The Vogue of the Statuette

Leslie Harradine began modeling for the HN collection in 1920, following his earlier career at Doulton’s Lambeth factory. His versatility as a modeler was exceptional. He created Jazz Age style figurines alongside nostalgic figurines in Victorian crinolines. He was equally skilled at portraying robust characters, such as his street sellers from old London. Harradine’s work was included at the British Industries Fair in 1920 at the Crystal Palace where the press heralded “The Vogue of the Statuette.” Harradine continued his success at the Paris exhibition of 1925 where he won a silver medal. Such was the demand for his Art Deco style figurines that the figure painting department was expanded to ten artists in 1927. By the end of the 1930s, there were 27 figure painters decorating the most popular figurines in alternative color schemes. For over 30 years, Harradine sent his original clay models from his rural studios to the Burslem factory.

Perfection in Porcelain

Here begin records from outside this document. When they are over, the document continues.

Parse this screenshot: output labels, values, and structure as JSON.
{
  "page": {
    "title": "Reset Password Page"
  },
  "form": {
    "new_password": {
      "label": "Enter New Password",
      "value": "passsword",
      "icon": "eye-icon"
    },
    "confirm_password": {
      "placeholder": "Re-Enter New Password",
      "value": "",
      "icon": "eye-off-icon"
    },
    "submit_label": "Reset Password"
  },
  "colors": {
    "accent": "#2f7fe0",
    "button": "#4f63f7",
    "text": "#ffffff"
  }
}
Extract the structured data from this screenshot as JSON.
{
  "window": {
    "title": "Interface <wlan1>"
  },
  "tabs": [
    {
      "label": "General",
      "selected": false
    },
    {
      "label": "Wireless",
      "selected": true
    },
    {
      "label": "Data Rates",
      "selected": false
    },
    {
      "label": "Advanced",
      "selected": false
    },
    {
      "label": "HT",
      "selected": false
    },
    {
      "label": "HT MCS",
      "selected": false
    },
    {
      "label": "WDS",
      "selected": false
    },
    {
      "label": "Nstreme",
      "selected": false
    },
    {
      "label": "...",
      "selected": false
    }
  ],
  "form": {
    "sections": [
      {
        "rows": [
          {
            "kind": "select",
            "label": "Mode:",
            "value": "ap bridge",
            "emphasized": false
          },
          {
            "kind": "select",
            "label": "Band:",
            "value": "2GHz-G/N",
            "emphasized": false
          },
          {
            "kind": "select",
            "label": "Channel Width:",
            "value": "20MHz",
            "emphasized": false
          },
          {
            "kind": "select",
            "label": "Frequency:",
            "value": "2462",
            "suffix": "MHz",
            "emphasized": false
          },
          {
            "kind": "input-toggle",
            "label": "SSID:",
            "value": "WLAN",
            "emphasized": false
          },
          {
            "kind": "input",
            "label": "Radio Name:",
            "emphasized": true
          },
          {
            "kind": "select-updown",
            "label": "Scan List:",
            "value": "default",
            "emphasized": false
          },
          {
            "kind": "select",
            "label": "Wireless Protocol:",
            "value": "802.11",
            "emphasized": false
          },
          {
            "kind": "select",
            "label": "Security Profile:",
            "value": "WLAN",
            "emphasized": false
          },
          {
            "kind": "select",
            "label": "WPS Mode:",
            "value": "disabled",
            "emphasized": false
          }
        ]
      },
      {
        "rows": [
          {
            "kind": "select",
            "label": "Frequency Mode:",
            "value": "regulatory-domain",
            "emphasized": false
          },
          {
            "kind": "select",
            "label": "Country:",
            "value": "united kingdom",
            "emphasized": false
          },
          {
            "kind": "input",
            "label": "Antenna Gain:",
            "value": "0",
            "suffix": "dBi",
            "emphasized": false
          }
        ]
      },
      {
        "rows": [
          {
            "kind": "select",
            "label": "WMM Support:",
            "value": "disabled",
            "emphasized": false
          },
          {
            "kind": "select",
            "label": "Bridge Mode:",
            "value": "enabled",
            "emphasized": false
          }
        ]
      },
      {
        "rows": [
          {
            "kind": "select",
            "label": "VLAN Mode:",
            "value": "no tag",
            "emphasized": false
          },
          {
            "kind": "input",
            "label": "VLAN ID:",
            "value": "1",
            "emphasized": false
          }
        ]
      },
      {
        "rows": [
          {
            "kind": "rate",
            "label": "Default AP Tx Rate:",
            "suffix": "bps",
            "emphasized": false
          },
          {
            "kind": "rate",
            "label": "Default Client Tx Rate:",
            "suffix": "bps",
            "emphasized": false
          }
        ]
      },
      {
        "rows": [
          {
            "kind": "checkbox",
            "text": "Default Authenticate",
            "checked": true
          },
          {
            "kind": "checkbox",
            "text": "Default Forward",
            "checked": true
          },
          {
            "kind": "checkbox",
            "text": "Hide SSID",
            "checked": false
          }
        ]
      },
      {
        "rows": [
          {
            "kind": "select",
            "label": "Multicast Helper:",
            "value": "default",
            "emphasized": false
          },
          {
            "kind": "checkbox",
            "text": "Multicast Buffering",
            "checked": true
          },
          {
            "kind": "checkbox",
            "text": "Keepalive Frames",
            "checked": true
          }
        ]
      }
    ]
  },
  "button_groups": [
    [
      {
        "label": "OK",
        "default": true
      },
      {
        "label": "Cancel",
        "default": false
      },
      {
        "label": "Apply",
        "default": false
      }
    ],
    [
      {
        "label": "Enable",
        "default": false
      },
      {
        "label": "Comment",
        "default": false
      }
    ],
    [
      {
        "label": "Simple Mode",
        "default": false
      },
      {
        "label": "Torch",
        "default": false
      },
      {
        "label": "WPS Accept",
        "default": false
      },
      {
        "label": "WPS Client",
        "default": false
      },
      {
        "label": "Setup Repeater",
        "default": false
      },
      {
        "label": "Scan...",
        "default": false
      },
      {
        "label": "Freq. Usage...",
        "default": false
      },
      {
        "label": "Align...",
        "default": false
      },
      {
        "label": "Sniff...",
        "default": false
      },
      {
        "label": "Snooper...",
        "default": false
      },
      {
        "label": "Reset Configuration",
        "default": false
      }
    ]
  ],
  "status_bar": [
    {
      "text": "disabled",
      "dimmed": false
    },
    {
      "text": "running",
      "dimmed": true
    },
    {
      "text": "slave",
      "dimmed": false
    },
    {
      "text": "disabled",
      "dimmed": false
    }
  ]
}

War broke out again in 1939 and the Burslem factory was the first British pottery to be bombed. Undeterred, Noke set up a studio in his garden shed and worked with his new assistant Peggy Davies. When Noke died in 1941 his son, Cecil Jack, took over as Art Director. The upheavals of the war interrupted Harradine’s workflow and resulted in several prototype models. Peggy Davies returned to Royal Doulton in 1947 and tackled ambitious figure subjects, some of which did not get beyond the prototype stage. As a child, Peggy aspired to be a ballerina but her artistic talents prevailed. From ballet to ballroom, dance was often an inspiration for her figurines. Peggy contributed to the HN collection until 1983 and was responsible for some of Royal Doulton’s most famous limited edition collections, which often portray famous women in history.

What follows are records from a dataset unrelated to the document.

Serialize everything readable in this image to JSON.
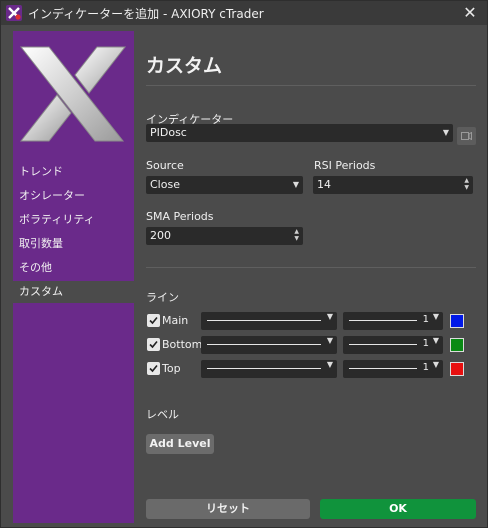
{
  "window": {
    "title": "インディケーターを追加 - AXIORY cTrader",
    "close_symbol": "✕"
  },
  "sidebar": {
    "items": [
      {
        "label": "トレンド"
      },
      {
        "label": "オシレーター"
      },
      {
        "label": "ボラティリティ"
      },
      {
        "label": "取引数量"
      },
      {
        "label": "その他"
      },
      {
        "label": "カスタム",
        "active": true
      }
    ]
  },
  "main": {
    "heading": "カスタム",
    "indicator": {
      "label": "インディケーター",
      "value": "PIDosc"
    },
    "source": {
      "label": "Source",
      "value": "Close"
    },
    "rsi_periods": {
      "label": "RSI Periods",
      "value": "14"
    },
    "sma_periods": {
      "label": "SMA Periods",
      "value": "200"
    },
    "lines_section": {
      "label": "ライン"
    },
    "lines": [
      {
        "name": "Main",
        "checked": true,
        "width": "1",
        "color": "#0018e8"
      },
      {
        "name": "Bottom",
        "checked": true,
        "width": "1",
        "color": "#0a8a14"
      },
      {
        "name": "Top",
        "checked": true,
        "width": "1",
        "color": "#e81010"
      }
    ],
    "levels_section": {
      "label": "レベル"
    },
    "add_level_label": "Add Level",
    "reset_label": "リセット",
    "ok_label": "OK"
  },
  "colors": {
    "sidebar": "#6a2a8a",
    "ok": "#10933c",
    "reset": "#6a6a6a"
  }
}
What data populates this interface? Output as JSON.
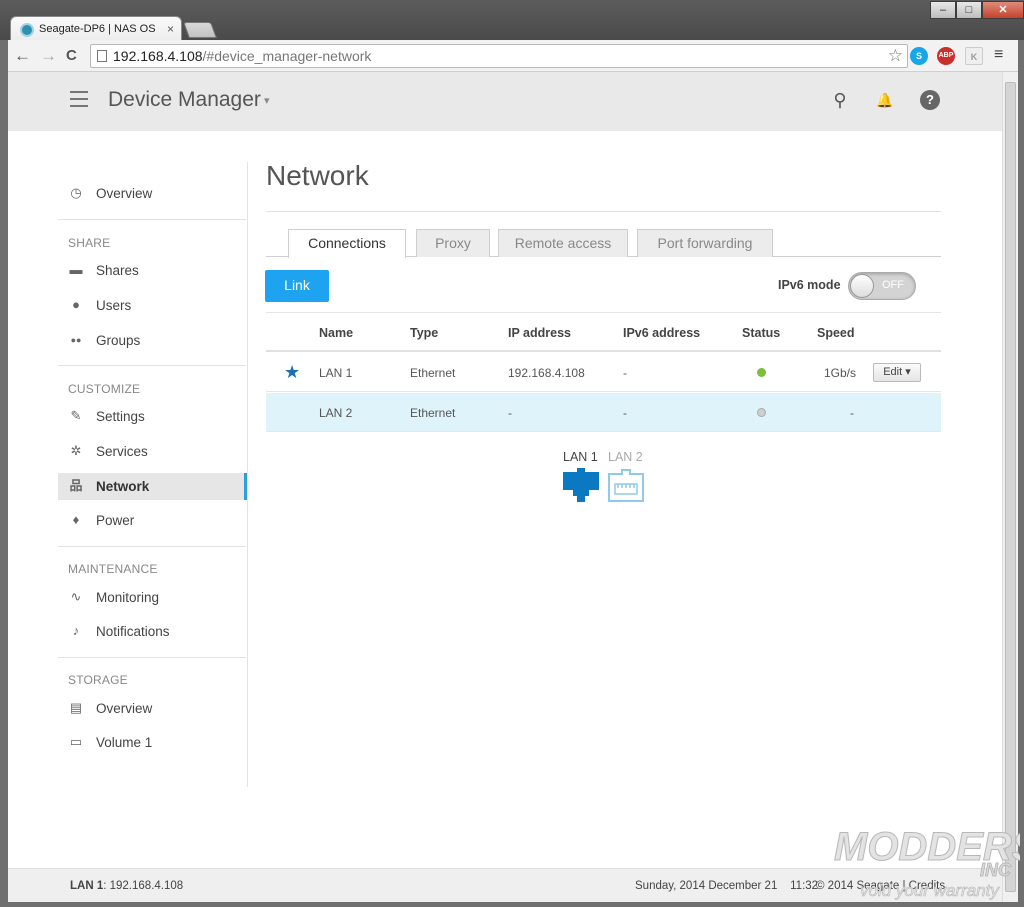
{
  "browser": {
    "tab_title": "Seagate-DP6 | NAS OS",
    "tab_close": "×",
    "win_minimize": "–",
    "win_maximize": "□",
    "win_close": "✕",
    "url_host": "192.168.4.108",
    "url_path": "/#device_manager-network",
    "nav_back": "←",
    "nav_forward": "→",
    "nav_reload": "C",
    "bookmark_star": "☆",
    "ext_skype": "S",
    "ext_abp": "ABP",
    "ext_k": "K",
    "menu": "≡"
  },
  "header": {
    "title": "Device Manager",
    "caret": "▾",
    "search": "⚲",
    "bell": "🔔",
    "help": "?"
  },
  "sidebar": {
    "overview": "Overview",
    "share_heading": "Share",
    "shares": "Shares",
    "users": "Users",
    "groups": "Groups",
    "customize_heading": "Customize",
    "settings": "Settings",
    "services": "Services",
    "network": "Network",
    "power": "Power",
    "maintenance_heading": "Maintenance",
    "monitoring": "Monitoring",
    "notifications": "Notifications",
    "storage_heading": "Storage",
    "storage_overview": "Overview",
    "volume1": "Volume 1",
    "icons": {
      "overview": "◷",
      "shares": "▬",
      "users": "●",
      "groups": "●●",
      "settings": "✎",
      "services": "✲",
      "network": "品",
      "power": "♦",
      "monitoring": "∿",
      "notifications": "♪",
      "storage_overview": "▤",
      "volume1": "▭"
    }
  },
  "main": {
    "title": "Network",
    "tabs": [
      "Connections",
      "Proxy",
      "Remote access",
      "Port forwarding"
    ],
    "link_button": "Link",
    "ipv6_label": "IPv6 mode",
    "ipv6_state": "OFF",
    "ipv6_on": false,
    "columns": [
      "Name",
      "Type",
      "IP address",
      "IPv6 address",
      "Status",
      "Speed"
    ],
    "rows": [
      {
        "name": "LAN 1",
        "type": "Ethernet",
        "ip": "192.168.4.108",
        "ipv6": "-",
        "status_color": "#7bbf3c",
        "speed": "1Gb/s",
        "primary": true
      },
      {
        "name": "LAN 2",
        "type": "Ethernet",
        "ip": "-",
        "ipv6": "-",
        "status_color": "#cfcfcf",
        "speed": "-",
        "primary": false
      }
    ],
    "edit_button": "Edit ▾",
    "primary_star": "★",
    "ports": [
      {
        "label": "LAN 1",
        "active": true,
        "color": "#0b78c2"
      },
      {
        "label": "LAN 2",
        "active": false,
        "color": "#8fcaea"
      }
    ]
  },
  "footer": {
    "lan_label": "LAN 1",
    "lan_ip": ": 192.168.4.108",
    "datetime": "Sunday, 2014 December 21    11:32",
    "copyright": "© 2014 Seagate | Credits"
  },
  "watermark": {
    "line1": "MODDERS",
    "line2": "INC",
    "line3": "void your warranty"
  },
  "colors": {
    "accent": "#1da3ef",
    "active_border": "#2a9fd8",
    "row_highlight": "#dff3fb"
  }
}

Full of Character

Mary Nicoll was Doulton’s leading modeler of character figures from 1954 until her untimely death at the age of 52 in 1974. She was a very versatile artist, with a discerning eye for detail. She was best known for her maritime figures and her studies of endearing old folk, often with their pets. Mary was so prolific that many of her models did not go into production during her lifetime. Some of her original designs were issued in collectors editions many years after her death. The experienced sculptor, Bill Harper, was commissioned to continue the character figure tradition and modeled hundreds of designs during his 30 years with the company. Robert Tabbenor and Doug Tootle also contributed to the character figure collection. Decisions about future introductions were determined at Doulton’s design conferences and public opinion was solicited at design survey events in the USA.

The New Sculpture Studio

Eric Griffiths became Royal Doulton’s Director of Sculpture in 1974 and brought new ideas to the HN collection. He experimented with figures in modern dress, such as mini-skirts and blue jeans, but they remained as prototypes. Generally, he advocated taller figures and matt glazes, which be felt brought more character to the features. Peter Gee, Pauline Parsons and Valerie Annand developed the figurine collection in new design directions. Many of Valerie’s designs were considered too flamboyant for production. One of the most talented artists in the studio was Alan Maslankowski, who was working on a dramatic bust of Elvis Presley when he died. Tim Potts capitalized on the interest in Elvis to produce a set of portrait figures, which were made in Thailand when Doulton’s production began moving offshore in the 1990s.

Innovations & Experiments

Over the years, there have been many initiatives to create a new look for Doulton’s HN collection, some of which have not been developed beyond the prototype stage. Tim Potts modeled figures of sporting heroes, which were tested by the prototype painters in different glaze effects, including Doulton’s distinctive rouge flambé. At the dawn of the new Millennium, the Royal Doulton artists were experimenting with highly stylized figures from the Images, Reflections, Sensual and Studio collections. They were decorated with lustrous mother of pearl, bronze, gold and platinum glaze effects. When Royal Doulton began selling their archive collection at auction in 1999, many unique prototypes were acquired by Arthur Wiener. WMODA now has a vast Royal Doulton figure collection celebrating a century of production.